Nurse Educator, Carol Thorn uses unfolding cases based on her own practice in her classroom teaching and in-depth discussion of potential problems and interventions with a specific patient who is being cared for by one of the students in the Clinical Debriefing Session. These are two high impact and highly interactive approaches to clinical learning with complementary learning outcomes. Choosing one as opposed to the other would cause gaps in learning. The goal of this learning activity is to help you reflect on the distinct, common, and complementary learning impact these two approaches to clinical teaching-learning activities have.
- Describe and compare what the student learns from each of these complementary teaching and learning approaches. Unfolding Cases and Deeper Learning about Potential Patient Problems and Interventions
- For example, in the Clinical Debriefing the students identify and explain why different patient problems such as Diabetes is related to electrolyte and fluid balance. Just as in the video tape, potential problems of wound healing and infection are discussed as they impact potential patient problems.

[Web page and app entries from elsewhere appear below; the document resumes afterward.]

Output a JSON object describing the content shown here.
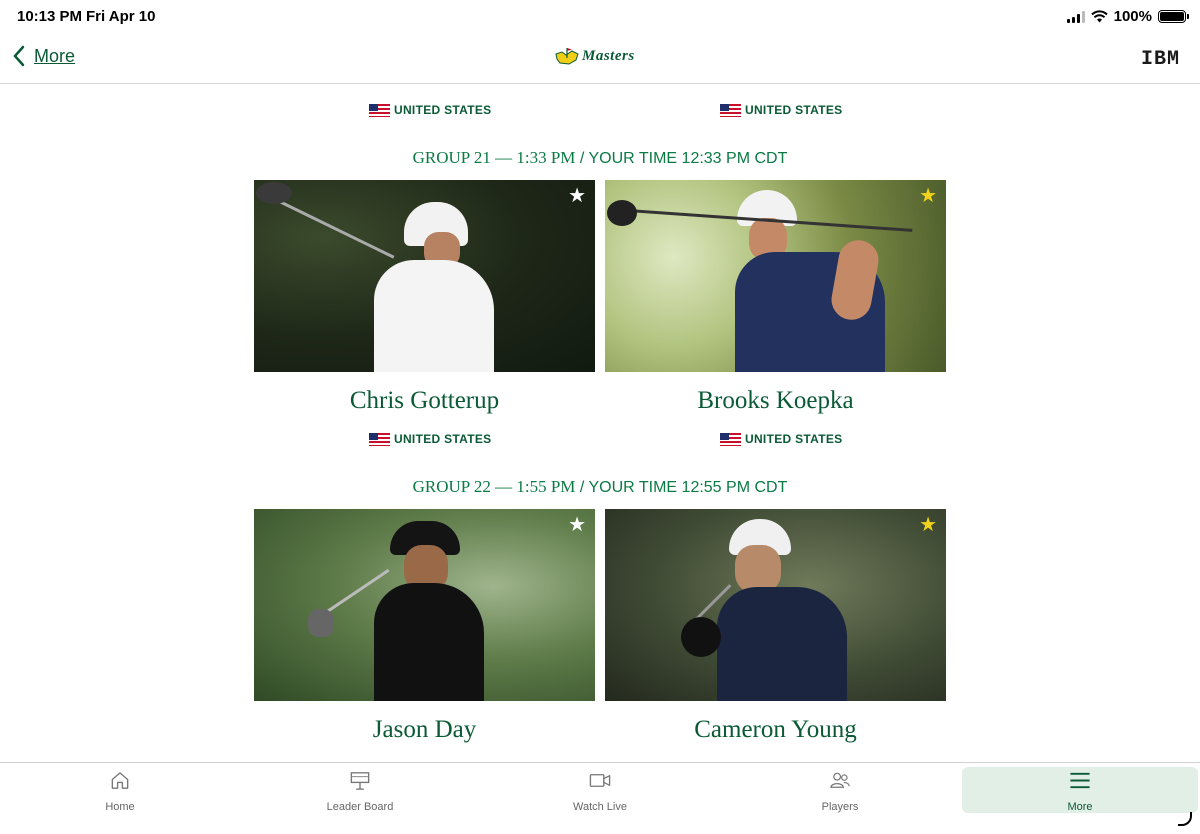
{
  "status_bar": {
    "time": "10:13 PM",
    "date": "Fri Apr 10",
    "battery": "100%"
  },
  "nav": {
    "back_label": "More",
    "logo_text": "Masters",
    "sponsor": "IBM"
  },
  "top_countries": [
    "UNITED STATES",
    "UNITED STATES"
  ],
  "groups": [
    {
      "label": "GROUP 21 — 1:33 PM",
      "your_time": "/ YOUR TIME 12:33 PM CDT",
      "players": [
        {
          "name": "Chris Gotterup",
          "country": "UNITED STATES",
          "favorite": false
        },
        {
          "name": "Brooks Koepka",
          "country": "UNITED STATES",
          "favorite": true
        }
      ]
    },
    {
      "label": "GROUP 22 — 1:55 PM",
      "your_time": "/ YOUR TIME 12:55 PM CDT",
      "players": [
        {
          "name": "Jason Day",
          "country": "",
          "favorite": false
        },
        {
          "name": "Cameron Young",
          "country": "",
          "favorite": true
        }
      ]
    }
  ],
  "tabs": [
    {
      "label": "Home",
      "icon": "home-icon"
    },
    {
      "label": "Leader Board",
      "icon": "leaderboard-icon"
    },
    {
      "label": "Watch Live",
      "icon": "video-icon"
    },
    {
      "label": "Players",
      "icon": "players-icon"
    },
    {
      "label": "More",
      "icon": "menu-icon",
      "active": true
    }
  ],
  "colors": {
    "brand_green": "#0b5a36",
    "group_green": "#0b7a45",
    "favorite_gold": "#f2d21b",
    "active_tab_bg": "#e2efe6"
  }
}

- For example, in an unfolding case with a diabetic patient (classroom unfolding case not viewed) upon discovering a blood sugar of 400, students would intervene by giving a sliding scale insulin dose to a patient with an elevated blood sugar, and then check the blood sugars 15-20 minutes later to assess the impact of the insulin dose. The student would then discuss the cause of the elevated blood sugar, and plan the next meal for the day while offering situated coaching on blood sugar control.
- What learning outcomes would you expect from each of these classes? How do you think these two teaching-learning strategies reinforce one another? What learning outcomes would be distinct or missing in either one of the strategies (unfolding case; Deeper Learning about Potential Patient Problems) that would be learned in the other? How do these two approaches impact clinical reasoning?
- Reflect on the student learners comments about Carol’s teaching. Does this learning community seem democratic and respectful to you? What examples from the students’ responses can you cite to make your case for or against a democratic climate within the Clinical Debriefing session? Please describe what students value most about Carol’s clinical teaching.
Dr. Tanner’s Articles on Clinical Judgment
Atul Gawande: The Difference Between Coaching and Teaching
Atul Gwande provides a masterful lecture on the distinctions between teaching and coaching that also capture distinctions between knowledge acquisition and knowledge use.
Benner, P. “Redesigning Nursing Education March 2012”Newsletter EducatingNurses.com
Tanner, C.A. (2006). Thinking like a nurse: A research based model of clinical judgment in nursing. Journal of Nursing Education , 45(6), 204-211.
Tanner, C.A. (1987) Teaching clinical judgment. In J.J. Fitzpatrick & R.L. Taunton (Eds.) Annual Review of Nursing Research. 5 153-173.
Tanner, C.A., Benner, P., Chesla, C. & Gordon, D.R. (1993). The phenomenology of knowing a patient. Image: The Journal of Nursing Scholarship. 25. 273-280.